A Minor Limp Or Something More Serious? What Dog Owners Should Know About Medial Nerve Issues

31 March 2016
 Categories: , Blog


As a dog owner, you probably already know that active dogs often get cuts and bruises on the pads of their feet that cause them to develop a minor limp. However, a limp that appears suddenly with no apparent soft tissue damage to the foot may be more serious. If the limp is accompanied by a change in the dog's gait, such as a condition known as knuckling where the foot folds under while walking, creating a dragging effect, the issue may be neurological. In many cases, dogs suffering this type of injury may look as if the injured leg is out of proportion to their body or abnormally long when compared to the other leg.  
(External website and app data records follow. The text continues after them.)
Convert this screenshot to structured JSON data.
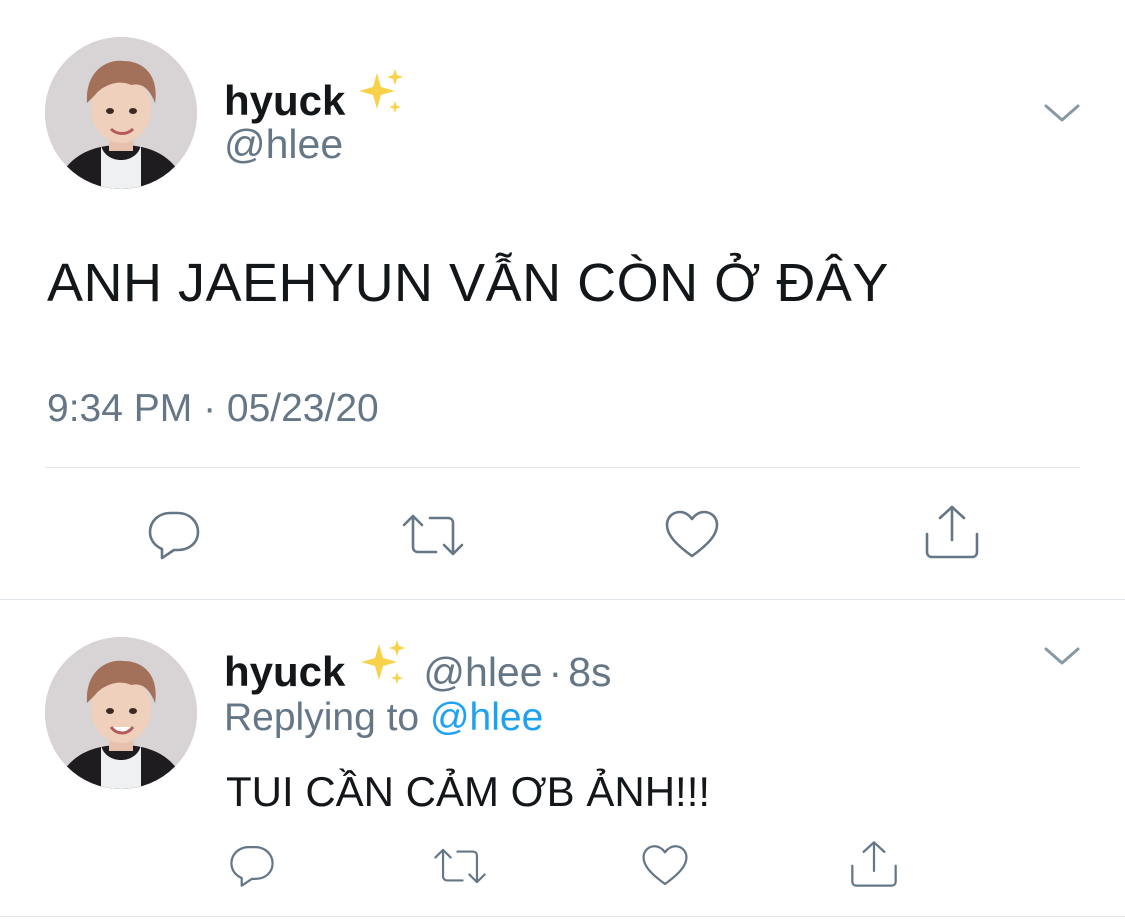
{
  "tweet": {
    "author": {
      "name": "hyuck",
      "handle": "@hlee",
      "badge_icon": "sparkles-icon"
    },
    "text": "ANH JAEHYUN VẪN CÒN Ở ĐÂY",
    "timestamp": "9:34 PM · 05/23/20",
    "actions": [
      {
        "name": "reply",
        "icon": "reply-icon"
      },
      {
        "name": "retweet",
        "icon": "retweet-icon"
      },
      {
        "name": "like",
        "icon": "heart-icon"
      },
      {
        "name": "share",
        "icon": "share-icon"
      }
    ]
  },
  "reply": {
    "author": {
      "name": "hyuck",
      "handle": "@hlee",
      "badge_icon": "sparkles-icon"
    },
    "separator": "·",
    "time": "8s",
    "replying_prefix": "Replying to",
    "replying_to": "@hlee",
    "text": "TUI CẦN CẢM ƠB ẢNH!!!"
  },
  "colors": {
    "text_primary": "#14171a",
    "text_secondary": "#657786",
    "link": "#1da1f2",
    "divider": "#e1e8ed"
  }
}
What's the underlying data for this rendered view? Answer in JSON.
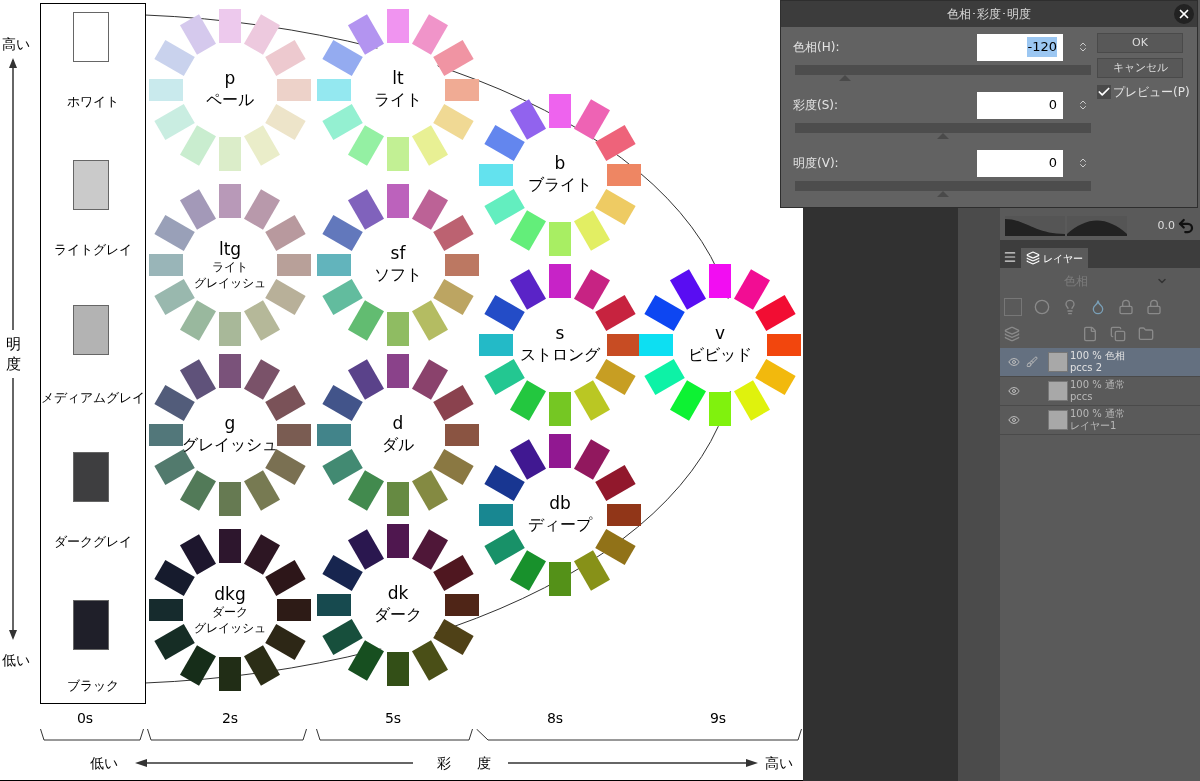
{
  "lightness_axis": {
    "high": "高い",
    "label": [
      "明",
      "度"
    ],
    "low": "低い"
  },
  "achromatic": [
    {
      "name": "ホワイト",
      "color": "#ffffff"
    },
    {
      "name": "ライトグレイ",
      "color": "#cacaca"
    },
    {
      "name": "メディアムグレイ",
      "color": "#b3b3b3"
    },
    {
      "name": "ダークグレイ",
      "color": "#3e3e40"
    },
    {
      "name": "ブラック",
      "color": "#1f1f29"
    }
  ],
  "tones": [
    {
      "abbr": "p",
      "name": [
        "ペール"
      ]
    },
    {
      "abbr": "lt",
      "name": [
        "ライト"
      ]
    },
    {
      "abbr": "b",
      "name": [
        "ブライト"
      ]
    },
    {
      "abbr": "ltg",
      "name": [
        "ライト",
        "グレイッシュ"
      ]
    },
    {
      "abbr": "sf",
      "name": [
        "ソフト"
      ]
    },
    {
      "abbr": "s",
      "name": [
        "ストロング"
      ]
    },
    {
      "abbr": "v",
      "name": [
        "ビビッド"
      ]
    },
    {
      "abbr": "g",
      "name": [
        "グレイッシュ"
      ]
    },
    {
      "abbr": "d",
      "name": [
        "ダル"
      ]
    },
    {
      "abbr": "db",
      "name": [
        "ディープ"
      ]
    },
    {
      "abbr": "dkg",
      "name": [
        "ダーク",
        "グレイッシュ"
      ]
    },
    {
      "abbr": "dk",
      "name": [
        "ダーク"
      ]
    }
  ],
  "saturation_scale": [
    "0s",
    "2s",
    "5s",
    "8s",
    "9s"
  ],
  "saturation_axis": {
    "low": "低い",
    "label": [
      "彩",
      "度"
    ],
    "high": "高い"
  },
  "dialog": {
    "title": "色相･彩度･明度",
    "fields": [
      {
        "label": "色相(H):",
        "value": "-120",
        "level": 0.17
      },
      {
        "label": "彩度(S):",
        "value": "0",
        "level": 0.5
      },
      {
        "label": "明度(V):",
        "value": "0",
        "level": 0.5
      }
    ],
    "buttons": [
      "OK",
      "キャンセル"
    ],
    "preview": {
      "label": "プレビュー(P)",
      "checked": true
    }
  },
  "panel": {
    "value": "0.0",
    "tab": "レイヤー",
    "blend_mode": "色相",
    "layers": [
      {
        "mode": "100 % 色相",
        "name": "pccs 2",
        "selected": true
      },
      {
        "mode": "100 % 通常",
        "name": "pccs",
        "selected": false
      },
      {
        "mode": "100 % 通常",
        "name": "レイヤー1",
        "selected": false
      }
    ]
  }
}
Two common causes for medial nerve issues

Sudden exhibition of symptoms such as difficulty walking, knuckling or lameness related to the medial nerve are usually the result of either an injury or the presence of a tumor that affects the nerve sheath.
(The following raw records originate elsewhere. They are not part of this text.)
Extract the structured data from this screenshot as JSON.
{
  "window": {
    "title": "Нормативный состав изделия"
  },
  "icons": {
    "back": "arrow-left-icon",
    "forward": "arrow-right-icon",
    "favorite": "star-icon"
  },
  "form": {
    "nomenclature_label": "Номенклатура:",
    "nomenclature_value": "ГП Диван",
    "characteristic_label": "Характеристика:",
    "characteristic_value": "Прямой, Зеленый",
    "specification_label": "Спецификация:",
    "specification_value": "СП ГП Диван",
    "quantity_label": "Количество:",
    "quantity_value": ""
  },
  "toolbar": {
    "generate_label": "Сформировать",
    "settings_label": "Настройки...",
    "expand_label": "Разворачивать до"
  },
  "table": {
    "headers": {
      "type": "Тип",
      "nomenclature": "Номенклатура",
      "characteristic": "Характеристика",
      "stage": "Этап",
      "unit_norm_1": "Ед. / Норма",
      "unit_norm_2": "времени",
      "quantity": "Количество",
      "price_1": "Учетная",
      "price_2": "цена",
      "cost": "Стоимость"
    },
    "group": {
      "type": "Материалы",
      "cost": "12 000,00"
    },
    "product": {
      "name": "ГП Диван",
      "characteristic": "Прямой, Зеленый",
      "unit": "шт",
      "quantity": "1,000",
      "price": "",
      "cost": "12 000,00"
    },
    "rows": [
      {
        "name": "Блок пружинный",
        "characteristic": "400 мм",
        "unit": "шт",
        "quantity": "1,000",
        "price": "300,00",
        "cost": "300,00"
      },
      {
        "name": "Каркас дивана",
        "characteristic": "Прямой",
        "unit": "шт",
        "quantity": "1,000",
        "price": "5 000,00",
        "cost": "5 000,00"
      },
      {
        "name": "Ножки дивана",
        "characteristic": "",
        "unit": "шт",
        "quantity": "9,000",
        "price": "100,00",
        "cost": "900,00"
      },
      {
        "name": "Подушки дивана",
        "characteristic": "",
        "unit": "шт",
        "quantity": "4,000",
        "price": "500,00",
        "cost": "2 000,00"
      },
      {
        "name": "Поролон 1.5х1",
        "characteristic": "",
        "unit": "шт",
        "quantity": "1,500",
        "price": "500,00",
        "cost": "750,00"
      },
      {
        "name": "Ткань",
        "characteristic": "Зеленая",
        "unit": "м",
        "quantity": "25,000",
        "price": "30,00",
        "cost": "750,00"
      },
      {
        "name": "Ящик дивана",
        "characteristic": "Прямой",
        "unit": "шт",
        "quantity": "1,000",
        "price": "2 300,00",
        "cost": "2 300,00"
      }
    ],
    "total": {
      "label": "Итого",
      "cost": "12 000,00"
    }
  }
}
Injuries that can result in this type of problem include:

  • Being struck by a moving vehicle in the area of the shoulder or upper chest
  • Stepping into a hole or depression while running, causing stress to the shoulder area
  • Being kicked in the shoulder or chest by a large hoofed animal, such as a cow, horse or goat

Unlike medial nerve injuries that usually result in immediately visible symptoms, a nerve sheath tumor can develop slowly and take months or years to become symptomatic. Although there are few early warning signs, observant dog owners can sometimes note changes in the appearance of their dog's eyes, such as different pupil sizes.
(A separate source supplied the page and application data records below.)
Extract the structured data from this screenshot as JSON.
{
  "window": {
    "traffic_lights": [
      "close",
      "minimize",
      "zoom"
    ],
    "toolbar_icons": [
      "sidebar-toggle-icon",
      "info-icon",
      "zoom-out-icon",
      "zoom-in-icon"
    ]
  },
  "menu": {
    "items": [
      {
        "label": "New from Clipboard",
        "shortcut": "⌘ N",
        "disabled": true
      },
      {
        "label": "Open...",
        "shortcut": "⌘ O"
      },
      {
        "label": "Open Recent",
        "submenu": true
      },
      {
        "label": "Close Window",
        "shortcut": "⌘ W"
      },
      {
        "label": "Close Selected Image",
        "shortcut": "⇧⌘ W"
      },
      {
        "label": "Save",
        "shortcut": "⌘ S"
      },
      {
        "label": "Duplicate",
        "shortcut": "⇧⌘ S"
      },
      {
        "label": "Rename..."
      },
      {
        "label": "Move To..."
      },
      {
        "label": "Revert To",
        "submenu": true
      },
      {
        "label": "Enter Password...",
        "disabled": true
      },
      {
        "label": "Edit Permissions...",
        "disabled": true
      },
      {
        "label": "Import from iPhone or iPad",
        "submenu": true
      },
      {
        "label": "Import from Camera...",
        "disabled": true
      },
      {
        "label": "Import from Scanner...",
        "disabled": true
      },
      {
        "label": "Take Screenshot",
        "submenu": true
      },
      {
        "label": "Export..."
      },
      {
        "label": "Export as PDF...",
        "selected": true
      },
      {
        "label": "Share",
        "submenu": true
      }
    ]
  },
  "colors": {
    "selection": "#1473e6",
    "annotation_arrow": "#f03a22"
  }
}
What type of treatments are available?

If the limp and difficulties in walking are caused by an injury to the medial nerve, recovery is often possible, although it will likely take a long period of time. In some cases, veterinarians prefer to monitor the animal carefully, prescribe medications to relieve pain and inflammation and use a protective boot to protect the affected foot. In cases where the damage is severe or the animal is prone to self-mutilation of the affected limb, amputation at the shoulder may be recommended.

If the symptoms are found to be related to a cancerous tumor, treatment options will likely rely on surgery to remove the tumor, if possible, or medication to keep the dog comfortable until the condition becomes debilitating. If the tumor is large or inoperative and no path for recovery is possible, your veterinarian may recommend putting your dog to sleep to prevent unnecessary suffering.

In any case, lameness that is not the result of a minor cut or bruise on the paw should always be investigated thoroughly by your animal care professional to rule out medial nerve injuries or tumors.

For more information, contact St Laurent Animal Hospital or a similar location.